Note 3 - Public safety. If you are visiting during off-road season, the heavy traffic would be a hazard. If here in the spring and summer, be prepared for extreme heat. Drink lots of water and have sun protection: hat, long sleeves, long pants, and sunscreen. Visiting California State Parks and viewing wildlife is an experience in the natural world with the same inherent risks as other outdoor adventures. Changing weather conditions, rugged terrain with changing trail and road conditions, and hazards of surf and other waters, plants (poison oak, falling limbs, etc.) and animals (mountain lions, rattlesnakes, ticks, etc.) are a part of life outdoors, as is protecting yourself and your belongings. Use the Visit a Park link at the State Park web page for precautions and public safety information.
Parking fee subject to change. See park website.

How to Get There: From San Diego: East on I-8 approximately 40 miles. Exit at Japatul Road/Hwy 79 exit and follow signs to Julian, approximately 23 miles. Turn right (east) onto Hwy 78 at Julian and go 32 miles to Ranger Station Road where the office is located.

From I-15 in Temecula: Take Hwy 79 exit heading east 41 miles (although technically this is 79 South, it heads east when first coming out of Temecula). Turn left (south) at S-2 (approximately 5 miles past Warner Springs). Go 17 miles to Hwy 78. Turn left (east) and go 20 miles to Ranger Station Road where the office is located.

From Palm Springs: Go approximately 15 miles east on I-10 and keep right to merge onto Hwy 86S toward Brawley/El Centro.

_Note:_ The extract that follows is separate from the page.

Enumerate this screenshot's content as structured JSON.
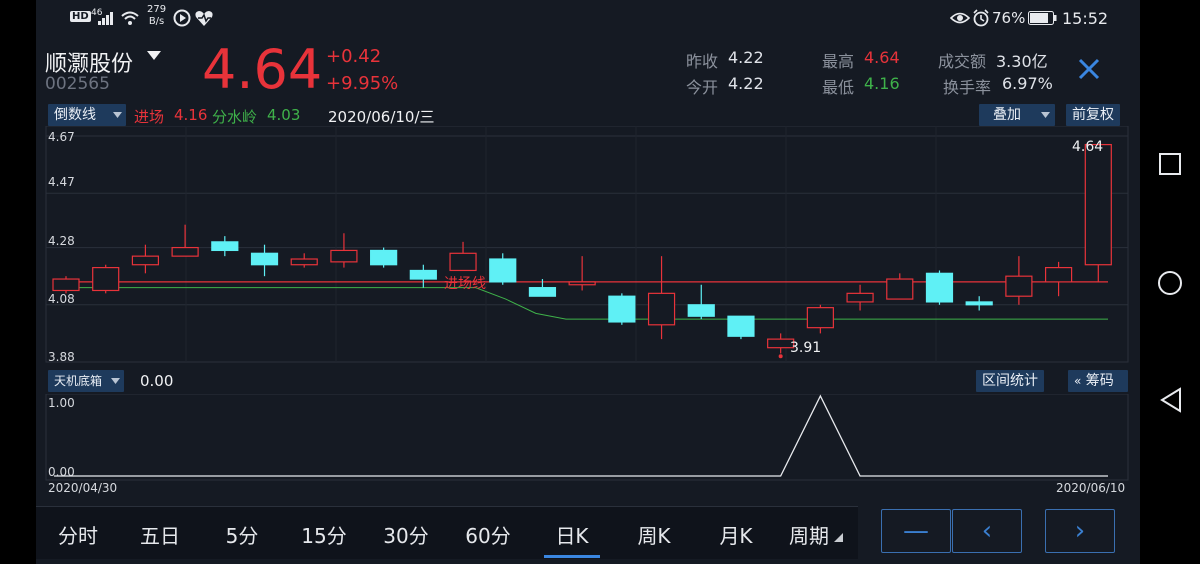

Go approximately 48 miles south (86S turns into 86 as you proceed) and turn right (west) on to Hwy 78. Go 18 miles to Ranger Station Road where the office is located.


 

Contact Information
Managing Agency: OHV Division
Agency Site URL: http://www.ohv.parks.ca.gov/?page_id=1217
Physical Address:5172 Highway 78
Borrego Springs, CA 92004
Agency 2:PO Box 360
Borrego Springs, CA 92004
Manager Phone:805-773-7170
Site Phone:760-767-5391
County: San Diego/Imperial
Addition Website: